WHAT YOU NEED TO DO: Using the records below, give the number of lines where the string "title" shows up. Add nothing to it.

[[ RAW DATA, beginning ]]

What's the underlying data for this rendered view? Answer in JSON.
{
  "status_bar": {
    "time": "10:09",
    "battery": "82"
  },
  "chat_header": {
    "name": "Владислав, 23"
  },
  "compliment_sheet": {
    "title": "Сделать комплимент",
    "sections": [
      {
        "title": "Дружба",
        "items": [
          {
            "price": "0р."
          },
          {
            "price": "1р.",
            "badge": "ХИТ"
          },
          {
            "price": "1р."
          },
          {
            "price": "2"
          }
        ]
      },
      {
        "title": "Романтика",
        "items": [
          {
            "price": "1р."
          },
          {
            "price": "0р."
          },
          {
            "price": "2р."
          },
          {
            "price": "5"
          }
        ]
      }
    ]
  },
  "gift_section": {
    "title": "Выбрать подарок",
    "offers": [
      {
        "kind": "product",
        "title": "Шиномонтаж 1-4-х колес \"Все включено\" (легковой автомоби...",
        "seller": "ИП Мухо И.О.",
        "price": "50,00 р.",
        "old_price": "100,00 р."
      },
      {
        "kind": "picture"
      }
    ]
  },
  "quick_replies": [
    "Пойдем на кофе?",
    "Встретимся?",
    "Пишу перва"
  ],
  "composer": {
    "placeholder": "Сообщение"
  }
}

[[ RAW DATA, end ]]
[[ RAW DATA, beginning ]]

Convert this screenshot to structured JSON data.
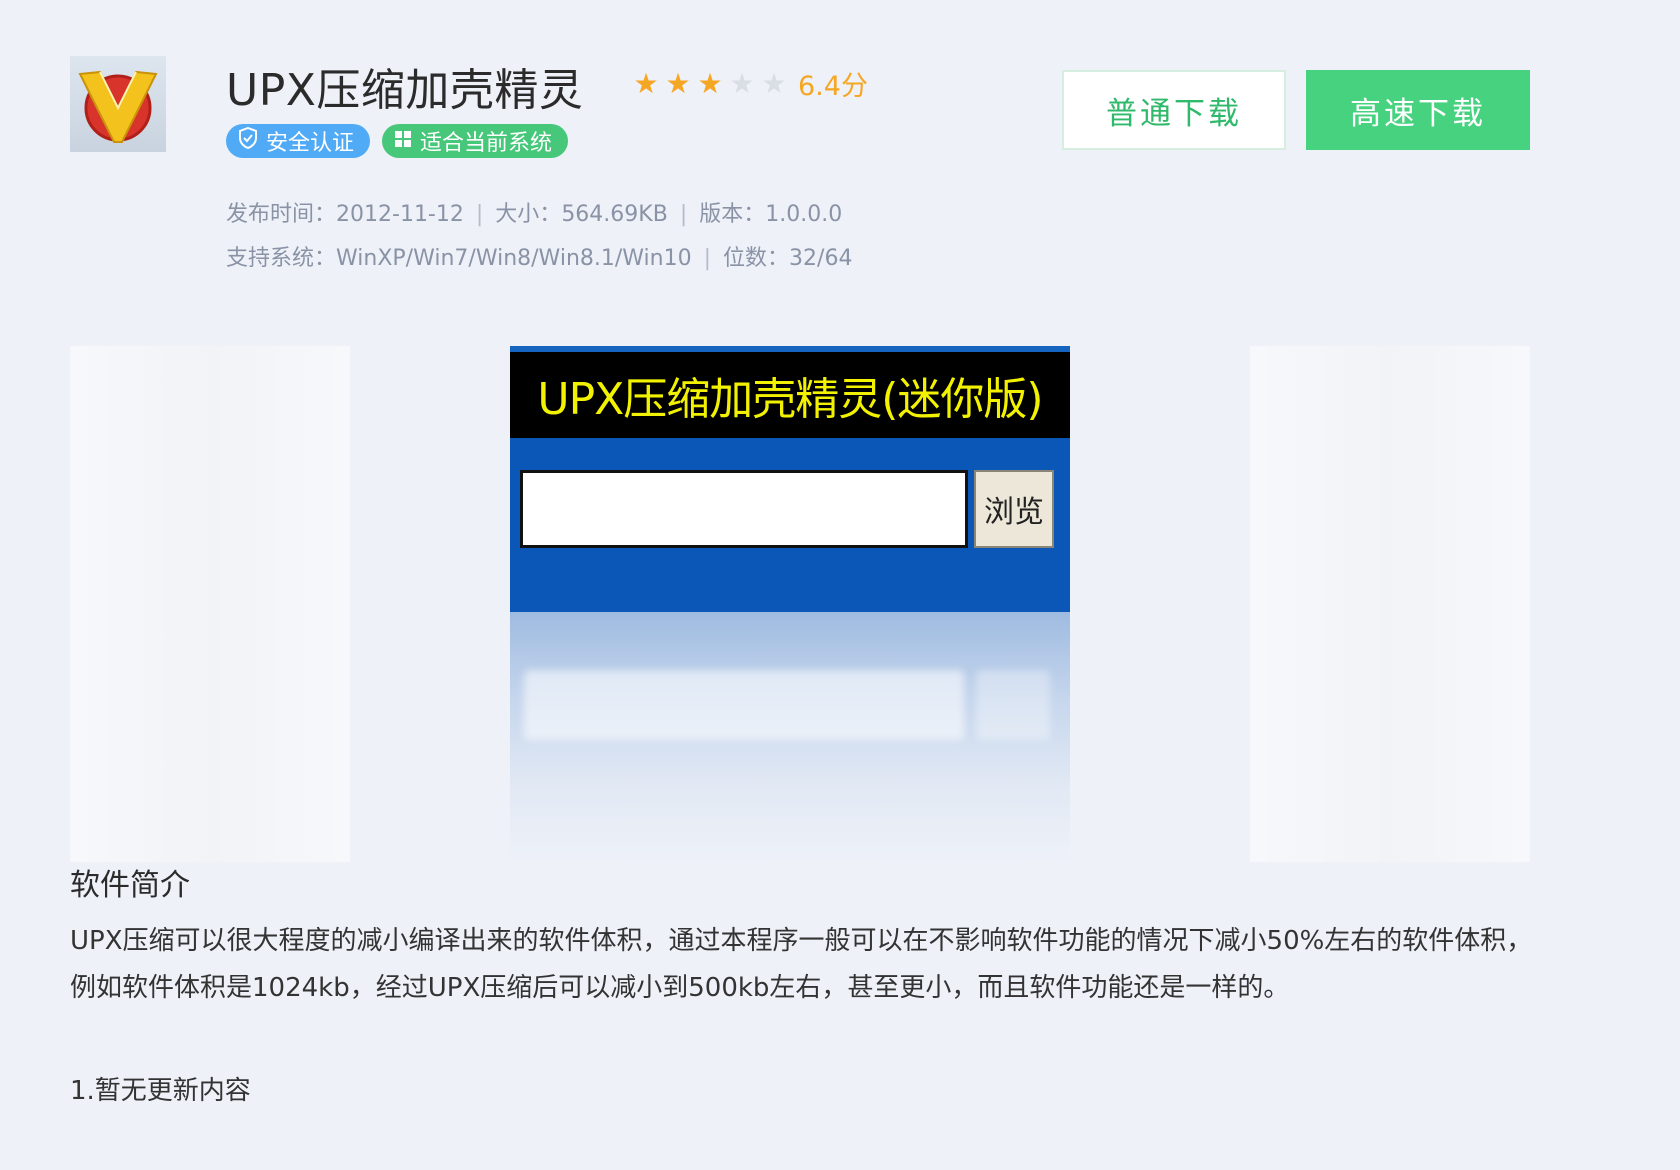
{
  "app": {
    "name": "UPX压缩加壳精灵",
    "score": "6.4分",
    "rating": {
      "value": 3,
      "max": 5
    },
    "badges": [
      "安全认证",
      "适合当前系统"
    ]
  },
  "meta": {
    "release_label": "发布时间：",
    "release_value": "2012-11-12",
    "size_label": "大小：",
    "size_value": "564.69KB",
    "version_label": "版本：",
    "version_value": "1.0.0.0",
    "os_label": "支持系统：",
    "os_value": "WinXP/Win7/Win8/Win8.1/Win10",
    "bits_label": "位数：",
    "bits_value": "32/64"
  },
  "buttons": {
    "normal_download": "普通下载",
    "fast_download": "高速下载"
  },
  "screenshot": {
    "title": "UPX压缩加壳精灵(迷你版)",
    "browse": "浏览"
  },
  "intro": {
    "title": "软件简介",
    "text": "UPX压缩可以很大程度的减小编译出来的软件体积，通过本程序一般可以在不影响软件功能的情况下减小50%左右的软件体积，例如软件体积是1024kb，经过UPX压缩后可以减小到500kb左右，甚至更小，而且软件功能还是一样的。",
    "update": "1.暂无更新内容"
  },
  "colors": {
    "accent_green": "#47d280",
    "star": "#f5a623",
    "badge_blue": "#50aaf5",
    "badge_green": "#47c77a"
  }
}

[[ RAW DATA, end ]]

RESULT FOR THIS TASK: 7